    You know who these people are -- they're the ones who never really understood the bond between you and your pet in the first place. Often, they're trying to be helpful, but chances are their comforting words will only make you feel worse. And then there are the people who will attempt to "one-up" your grief or put your loss in context: "At least it wasn't a child, just a pet" ... "When I lost my husband I learned that losing a pet wasn't really that big of a deal" ... "Just get another one right away!" ... and so on. If you can't avoid their comments, no matter how well-meaning, try to ignore them or change the subject. It's OK to say that you don't want to talk about your loss -- even if it's only this one particular person you don't want to talk with.

  • Seek Out Support

    This is a great time to call a friend. The pet-loving people in your life understand what you're going through and they'll be there for you. Don't be shy about talking with people who care about you and who will offer genuine sympathy. Ask for help if you need it, even with mundane tasks; if you can't deal with picking up your pet's ashes or packing up his toys, ask a friend to help, for example. If you need more support than friends can give, your veterinarian may be able to help you find <a href="http://www.vetstreet.com/coping-with-the-loss-of-a-pet" target="_hplink">a pet-loss support group or a pet-loss hotline</a> (many veterinary schools and colleges have them). There are also pet-centered websites for memorials, some of which have staffed pet-loss support chat rooms -- seek them out.

  • Make Plans For A Memorial

    Plant a tree, make a memorial donation to an animal charity, scrapbook a memorial ... you'll know what works for you. I recently spoke at a conference of pet-loss professionals about the strength of the human-animal bond, and while I was there, I learned a lot, too. There are many choices in memorials, from the simple and private to the most elaborate. It's all about what you feel comfortable doing. At our Almost Heaven Ranch, we have a graveyard for our animals, and celebrating their lives is an important part of the Becker family traditions. I meet a lot of pet lovers, and if you are among them, please tell me about your pet. I am always ready to listen -- and I'm just as ready with a hug.

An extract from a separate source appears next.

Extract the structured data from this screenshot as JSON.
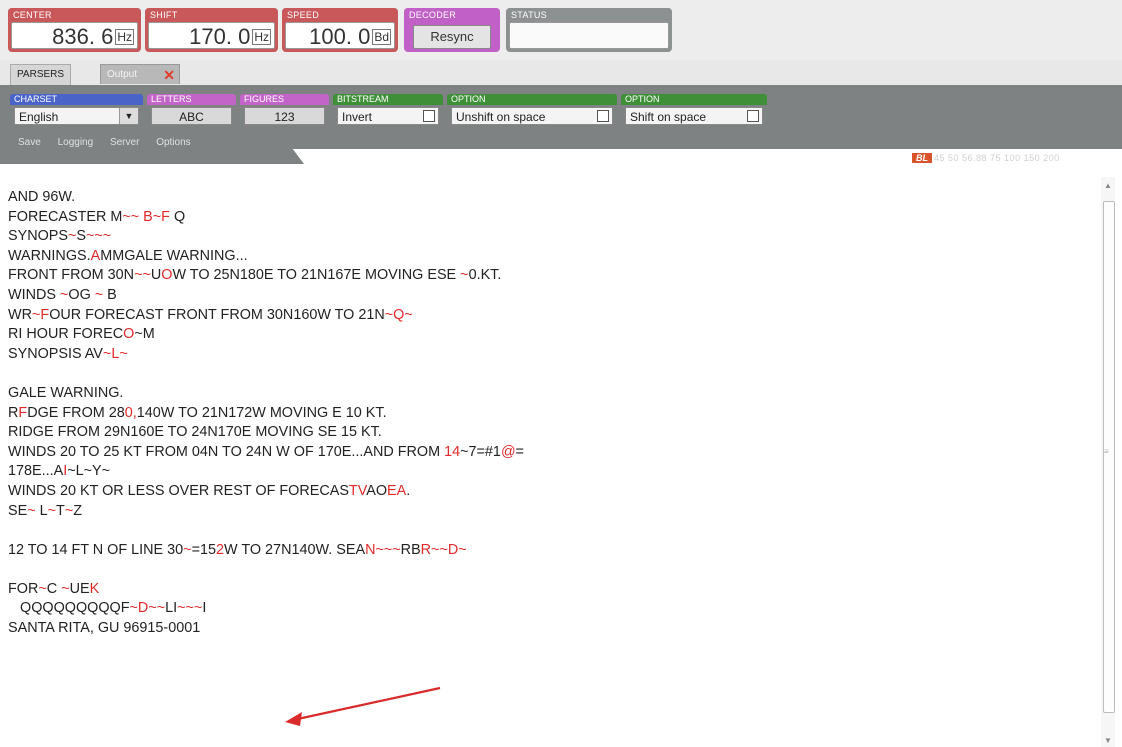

More from Vetstreet:
Tips to Help Kids Cope With Pet Loss
7 Animals With the Longest Life Spans
Can You Guess The Dog Breed?
Turn Your Pet’s Cremains Into a Piece of Art